CCBC Sets Up COVID Screening For Face-To-Face Classes
Four-year colleges across the country are deciding whether it’s safe to have in-person, classroom instruction. So are community colleges.
The Community College of Baltimore County is offering some in-person classes. But before you set foot on campus to get to that class, you will have to pass a test, a screening for COVID-19.
When you drive up to the entrance of the Community College of Baltimore County’s Essex campus, you are stopped at a checkpoint. While sitting in your car you will be screened by a safety monitor, like Sophia DeVito.
“A couple of questions and a temperature check,” DeVito said.
You’re asked if you’ve lost the ability to taste or smell in the past 24 hours, if you’ve had symptoms like a cough, fever, or sore throat, or in the past two weeks have been in contact with someone who has COVID-19.
If you pass you get a smiley sticker that says “CCBC Cares” on it. There’s a different color sticker each day, so no cheating.
Another part of DeVito’s job is to patrol the campus. If you’re not wearing a sticker, a safety monitor screens you on the spot. They also hand out face masks for people who don’t have them, and clean touchpoints.
“Everyone’s been very appreciative, very nice about it,” DeVito said. “It’s been good for everyone, I think.”
Melissa Hopp, the Vice President of Administrative Services for CCBC, said about 100 safety monitors have been hired at around $13 an hour for the school’s three campuses and its extension centers. Hopp said they are handing out 600 to 700 stickers a day. She said the screening is working.
“There have been, you know not a lot, but you know under 50 people who have been turned away from campus because of the screening,” Hopp said. “That’s a good thing.”
The fact that people are driving on and off campus and not living there is an advantage when it comes to COVID-19, according to Martha Parham with the American Association of Community Colleges.
“They don’t have students who are spending the night so they have opportunities to sanitize facilities and things like that,” Parham said.
While CCBC is offering a hybrid of online and in-class instruction, Baltimore City Community College is all online.
Parham said community colleges across the country are making different decisions about in-person classes.
The pandemic also has community colleges trying to figure out how to reduce or eliminate the cost of going to a two year school.

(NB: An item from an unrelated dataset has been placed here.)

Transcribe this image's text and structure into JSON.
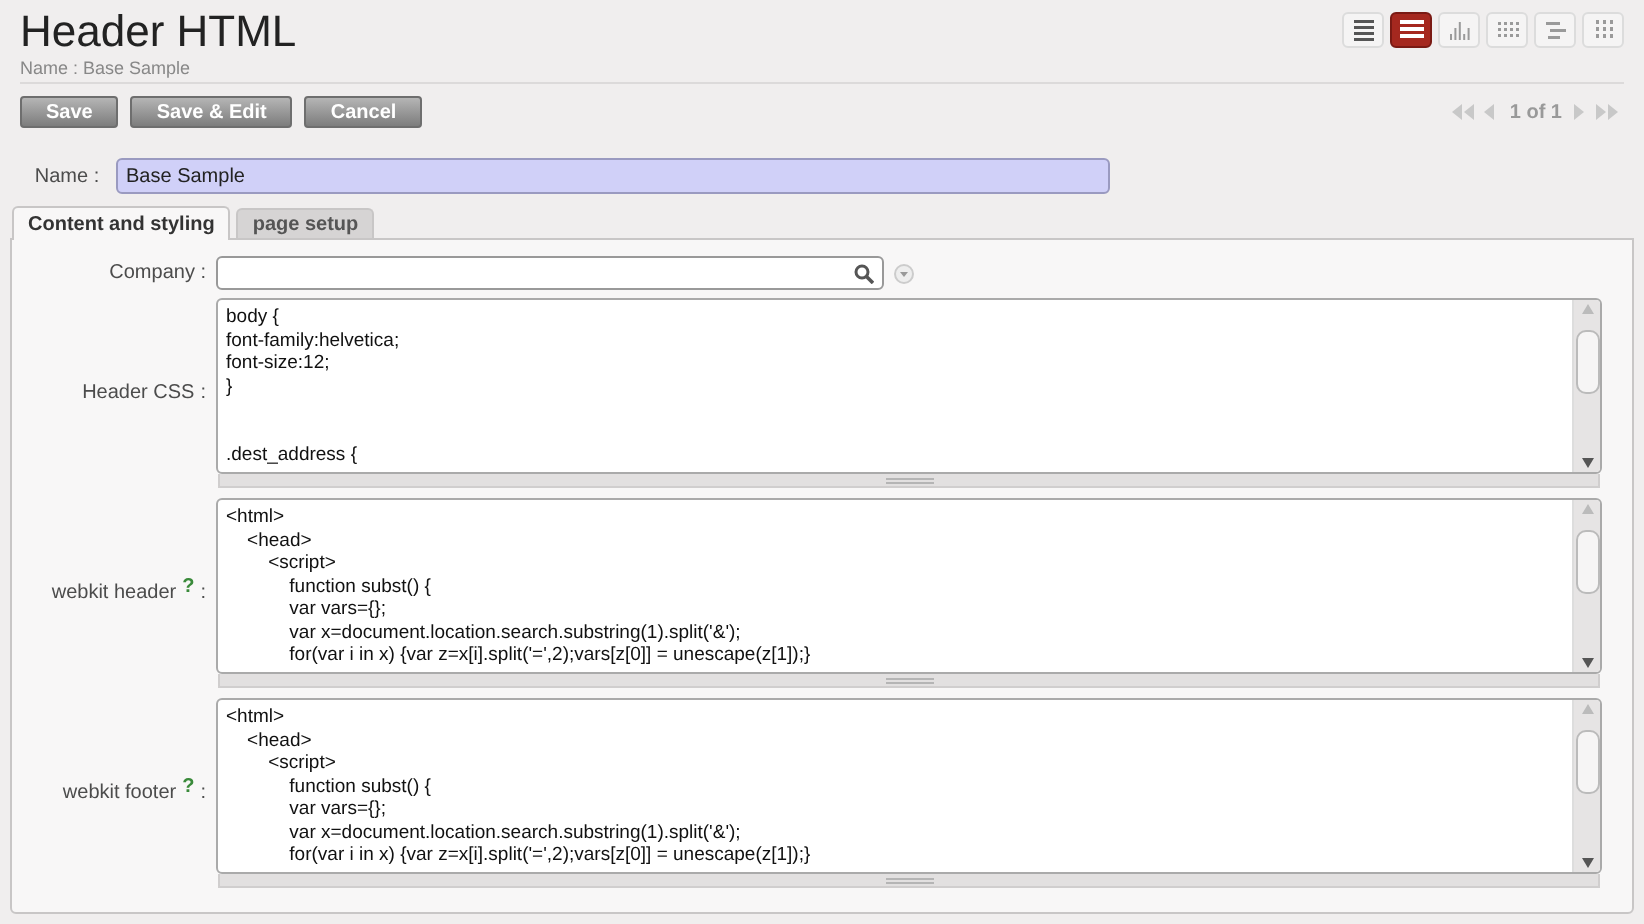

Parham said, “If you consider that community college students, the majority of them work, and so with the economic and employment downturn that happened because of COVID, if they don’t have jobs, they certainly don’t have money for tuition regardless of how low it is.”
Sandra Kurtinitis, the president of CCBC, said they are pooling what money they can to make CCBC tuition free for as many students as possible. This includes grants, scholarships, and $10 million in COVID stimulus money. Add it all up and Kurtinitis says it comes to around $35 million.
“Our slogan says something like, ‘Tuition free, click here and see if you qualify,’” Kurtinitis said.
The pandemic has wrecked the nation’s economy. Kurtinitis said the school is looking for ways it can help people who are going to come out of this in trouble.
“They’re going to come out of it without jobs,” Kurtinitis said. They’re going to come out of realizing they can’t go away to school. They’re going to come out of it realizing they just graduated high school and they’re not sure what they can do.”
Kurtinitis said in previous years, about 45% of CCBC students received financial aid. She expects that now will increase to about 50 or 55%. Kurtinitis also hopes it will help the school stabilize its enrollment, which has been declining.